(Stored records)

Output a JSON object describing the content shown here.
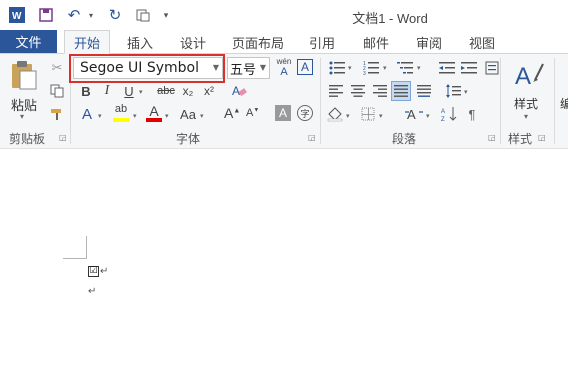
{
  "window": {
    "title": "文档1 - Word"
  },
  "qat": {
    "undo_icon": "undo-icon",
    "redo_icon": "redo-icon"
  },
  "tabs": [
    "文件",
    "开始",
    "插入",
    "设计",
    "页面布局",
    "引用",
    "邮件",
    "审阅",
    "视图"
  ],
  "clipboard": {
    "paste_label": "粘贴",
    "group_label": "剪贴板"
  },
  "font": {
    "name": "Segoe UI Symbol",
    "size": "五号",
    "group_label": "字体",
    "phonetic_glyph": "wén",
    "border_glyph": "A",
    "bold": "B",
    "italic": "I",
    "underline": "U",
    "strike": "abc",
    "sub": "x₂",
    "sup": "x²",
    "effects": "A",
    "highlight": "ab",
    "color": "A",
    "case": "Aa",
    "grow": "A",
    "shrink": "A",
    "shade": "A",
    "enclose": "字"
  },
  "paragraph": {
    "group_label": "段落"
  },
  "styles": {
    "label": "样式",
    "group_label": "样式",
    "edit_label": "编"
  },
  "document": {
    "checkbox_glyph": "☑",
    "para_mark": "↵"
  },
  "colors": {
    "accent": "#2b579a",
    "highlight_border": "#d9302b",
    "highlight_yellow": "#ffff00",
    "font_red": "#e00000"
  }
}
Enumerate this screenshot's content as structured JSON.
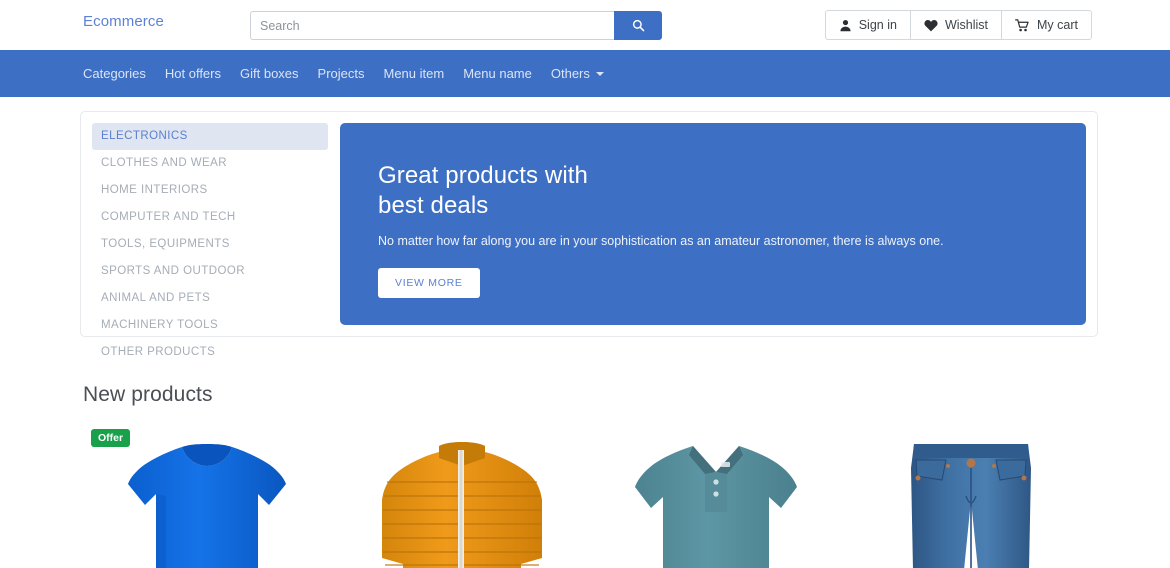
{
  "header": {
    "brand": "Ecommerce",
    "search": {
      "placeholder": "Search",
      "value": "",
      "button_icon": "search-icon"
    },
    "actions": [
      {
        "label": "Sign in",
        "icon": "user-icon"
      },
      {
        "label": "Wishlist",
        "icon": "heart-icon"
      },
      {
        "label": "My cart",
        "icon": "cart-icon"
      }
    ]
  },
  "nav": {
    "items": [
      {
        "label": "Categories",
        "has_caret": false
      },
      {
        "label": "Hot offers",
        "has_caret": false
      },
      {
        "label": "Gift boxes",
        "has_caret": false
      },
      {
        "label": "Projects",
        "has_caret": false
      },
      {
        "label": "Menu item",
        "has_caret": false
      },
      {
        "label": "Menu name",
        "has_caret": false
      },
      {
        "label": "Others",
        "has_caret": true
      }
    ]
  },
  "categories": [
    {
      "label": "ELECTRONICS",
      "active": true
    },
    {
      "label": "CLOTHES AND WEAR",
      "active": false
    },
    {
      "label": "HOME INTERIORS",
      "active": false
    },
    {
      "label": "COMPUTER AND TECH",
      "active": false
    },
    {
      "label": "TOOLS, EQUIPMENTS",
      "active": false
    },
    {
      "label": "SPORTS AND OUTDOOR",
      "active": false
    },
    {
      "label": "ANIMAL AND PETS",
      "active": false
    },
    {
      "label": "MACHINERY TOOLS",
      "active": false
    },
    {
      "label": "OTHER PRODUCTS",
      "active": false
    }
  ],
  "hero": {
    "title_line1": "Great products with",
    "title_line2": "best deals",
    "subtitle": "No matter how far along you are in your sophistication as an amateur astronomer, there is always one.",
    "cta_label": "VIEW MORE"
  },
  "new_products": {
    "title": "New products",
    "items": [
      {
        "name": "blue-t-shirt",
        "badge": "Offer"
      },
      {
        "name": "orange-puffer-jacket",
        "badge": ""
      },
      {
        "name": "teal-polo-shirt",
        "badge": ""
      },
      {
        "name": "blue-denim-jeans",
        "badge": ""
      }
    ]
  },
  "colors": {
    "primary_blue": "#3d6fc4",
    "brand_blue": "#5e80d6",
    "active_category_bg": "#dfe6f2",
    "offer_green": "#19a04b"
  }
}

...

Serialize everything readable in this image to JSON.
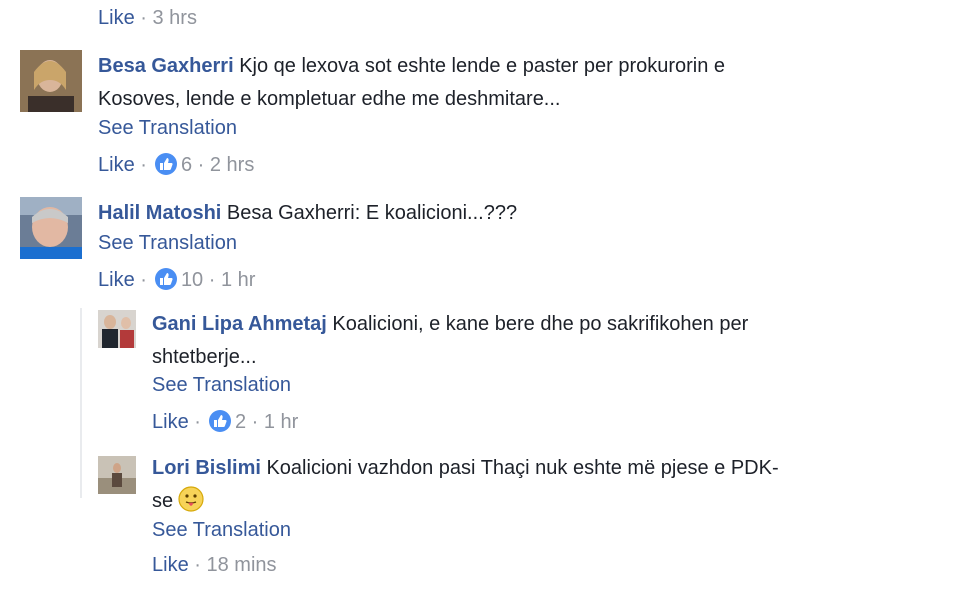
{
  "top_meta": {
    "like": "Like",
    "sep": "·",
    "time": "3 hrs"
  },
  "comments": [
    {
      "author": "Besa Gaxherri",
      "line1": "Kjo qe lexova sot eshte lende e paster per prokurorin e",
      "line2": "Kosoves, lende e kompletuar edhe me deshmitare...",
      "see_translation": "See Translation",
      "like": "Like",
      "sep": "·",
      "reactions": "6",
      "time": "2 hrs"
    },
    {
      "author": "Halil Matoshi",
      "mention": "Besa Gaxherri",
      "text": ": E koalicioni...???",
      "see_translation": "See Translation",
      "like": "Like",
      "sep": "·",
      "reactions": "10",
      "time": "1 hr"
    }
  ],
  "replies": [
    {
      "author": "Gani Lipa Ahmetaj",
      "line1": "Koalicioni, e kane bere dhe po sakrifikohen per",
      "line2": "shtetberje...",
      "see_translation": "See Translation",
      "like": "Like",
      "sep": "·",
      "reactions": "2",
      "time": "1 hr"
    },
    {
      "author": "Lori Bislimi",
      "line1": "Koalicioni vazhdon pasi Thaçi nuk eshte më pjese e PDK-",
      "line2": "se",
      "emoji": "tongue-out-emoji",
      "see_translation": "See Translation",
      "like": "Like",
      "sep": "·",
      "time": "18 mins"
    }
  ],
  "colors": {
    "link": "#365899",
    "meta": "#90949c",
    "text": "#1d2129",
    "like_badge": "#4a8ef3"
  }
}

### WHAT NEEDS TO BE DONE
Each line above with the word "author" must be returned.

### WRITTEN RESPONSE
      "author": "Besa Gaxherri",
      "author": "Halil Matoshi",
      "author": "Gani Lipa Ahmetaj",
      "author": "Lori Bislimi",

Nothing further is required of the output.